▶ [WHAT YOU ARE ASKED TO DO]: Return every record below exactly; leave out the images.

##### DATA FOR PROCESSING #####

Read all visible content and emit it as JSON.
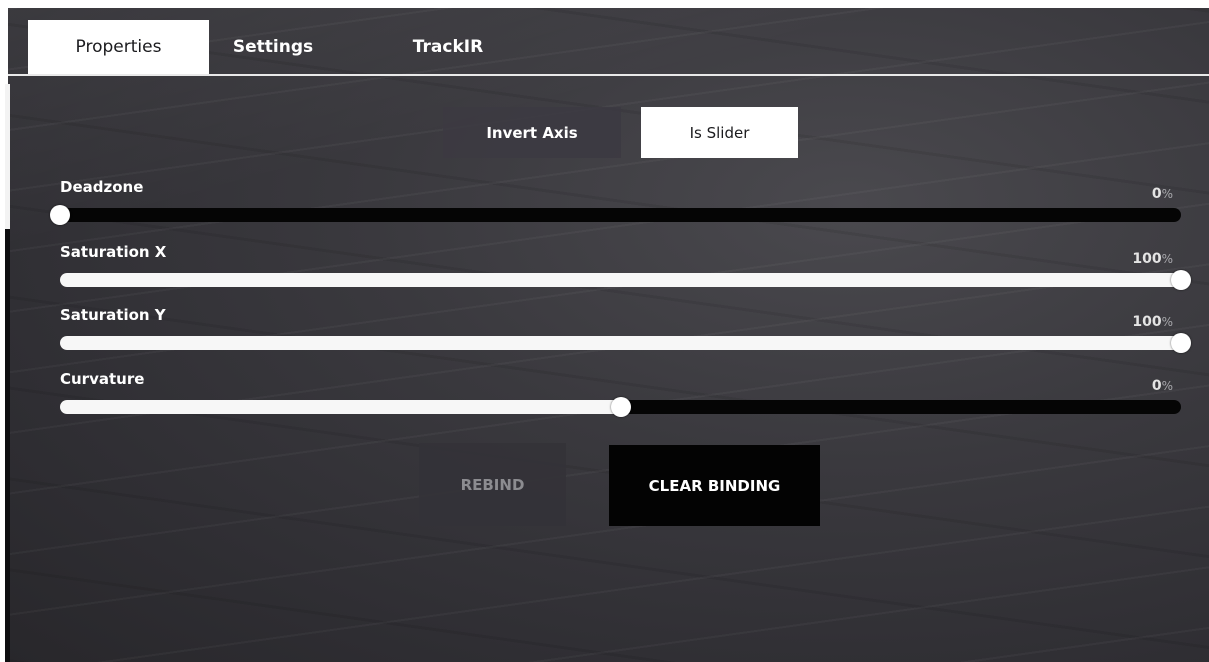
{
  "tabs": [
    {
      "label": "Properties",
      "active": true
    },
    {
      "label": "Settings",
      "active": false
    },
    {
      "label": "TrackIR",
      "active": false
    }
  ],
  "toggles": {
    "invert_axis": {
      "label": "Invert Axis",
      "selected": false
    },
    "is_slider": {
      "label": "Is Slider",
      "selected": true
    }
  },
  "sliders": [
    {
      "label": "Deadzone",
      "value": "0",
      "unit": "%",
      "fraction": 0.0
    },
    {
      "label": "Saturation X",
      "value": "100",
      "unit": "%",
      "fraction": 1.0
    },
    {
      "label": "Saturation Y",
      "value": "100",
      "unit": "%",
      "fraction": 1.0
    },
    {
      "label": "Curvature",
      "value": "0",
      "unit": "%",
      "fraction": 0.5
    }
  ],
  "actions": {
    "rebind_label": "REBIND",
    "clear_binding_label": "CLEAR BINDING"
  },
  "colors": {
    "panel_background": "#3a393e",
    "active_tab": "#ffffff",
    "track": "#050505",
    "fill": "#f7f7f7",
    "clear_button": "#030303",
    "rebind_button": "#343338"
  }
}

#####

▶ [RESPONSE AREA]:
Read all visible content and emit it as JSON.
{
  "tabs": [
    {
      "label": "Properties",
      "active": true
    },
    {
      "label": "Settings",
      "active": false
    },
    {
      "label": "TrackIR",
      "active": false
    }
  ],
  "toggles": {
    "invert_axis": {
      "label": "Invert Axis",
      "selected": false
    },
    "is_slider": {
      "label": "Is Slider",
      "selected": true
    }
  },
  "sliders": [
    {
      "label": "Deadzone",
      "value": "0",
      "unit": "%",
      "fraction": 0.0
    },
    {
      "label": "Saturation X",
      "value": "100",
      "unit": "%",
      "fraction": 1.0
    },
    {
      "label": "Saturation Y",
      "value": "100",
      "unit": "%",
      "fraction": 1.0
    },
    {
      "label": "Curvature",
      "value": "0",
      "unit": "%",
      "fraction": 0.5
    }
  ],
  "actions": {
    "rebind_label": "REBIND",
    "clear_binding_label": "CLEAR BINDING"
  },
  "colors": {
    "panel_background": "#3a393e",
    "active_tab": "#ffffff",
    "track": "#050505",
    "fill": "#f7f7f7",
    "clear_button": "#030303",
    "rebind_button": "#343338"
  }
}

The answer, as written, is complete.